Dataset rows describing interfaces:
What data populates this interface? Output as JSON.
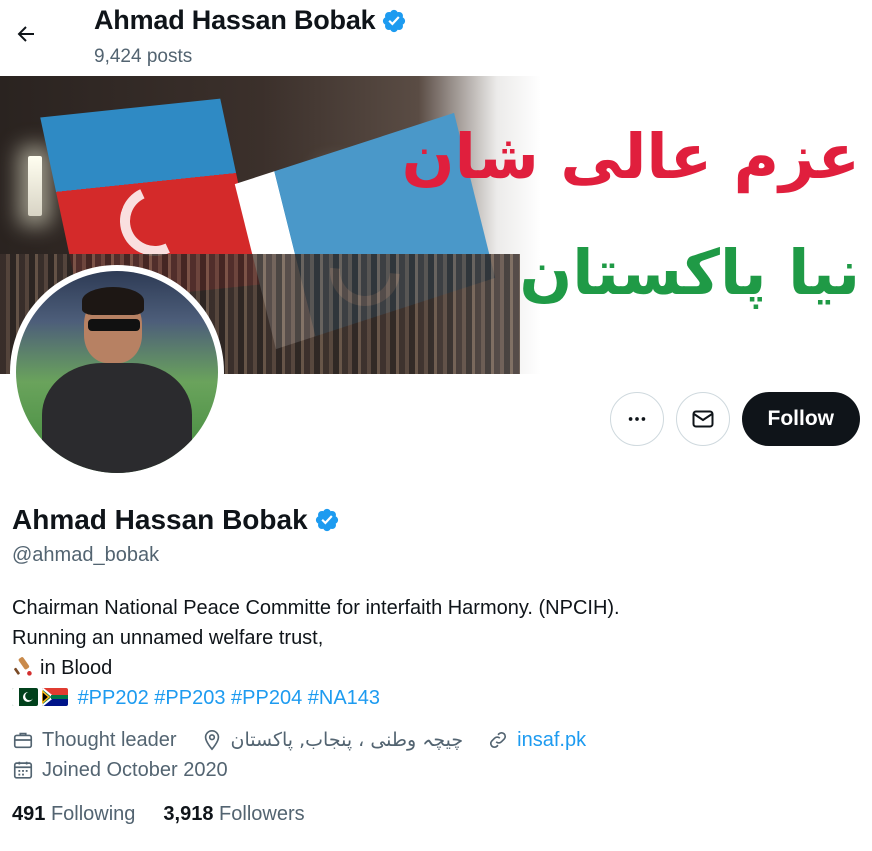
{
  "header": {
    "name": "Ahmad Hassan Bobak",
    "posts_count": "9,424 posts"
  },
  "banner": {
    "urdu_line1": "عزم عالی شان",
    "urdu_line2": "نیا پاکستان"
  },
  "actions": {
    "follow_label": "Follow"
  },
  "profile": {
    "name": "Ahmad Hassan Bobak",
    "handle": "@ahmad_bobak",
    "bio_line1": "Chairman National Peace Committe for interfaith Harmony. (NPCIH).",
    "bio_line2": "Running an unnamed welfare trust,",
    "bio_line3": "in Blood",
    "hashtags": [
      "#PP202",
      "#PP203",
      "#PP204",
      "#NA143"
    ],
    "category": "Thought leader",
    "location": "چیچہ وطنی ، پنجاب, پاکستان",
    "website": "insaf.pk",
    "joined": "Joined October 2020",
    "following_count": "491",
    "following_label": "Following",
    "followers_count": "3,918",
    "followers_label": "Followers"
  },
  "colors": {
    "accent": "#1d9bf0",
    "verified": "#1d9bf0",
    "text_secondary": "#536471"
  }
}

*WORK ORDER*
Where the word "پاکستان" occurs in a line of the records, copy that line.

*WRITTEN SOLUTION*
    "urdu_line2": "نیا پاکستان"
    "location": "چیچہ وطنی ، پنجاب, پاکستان",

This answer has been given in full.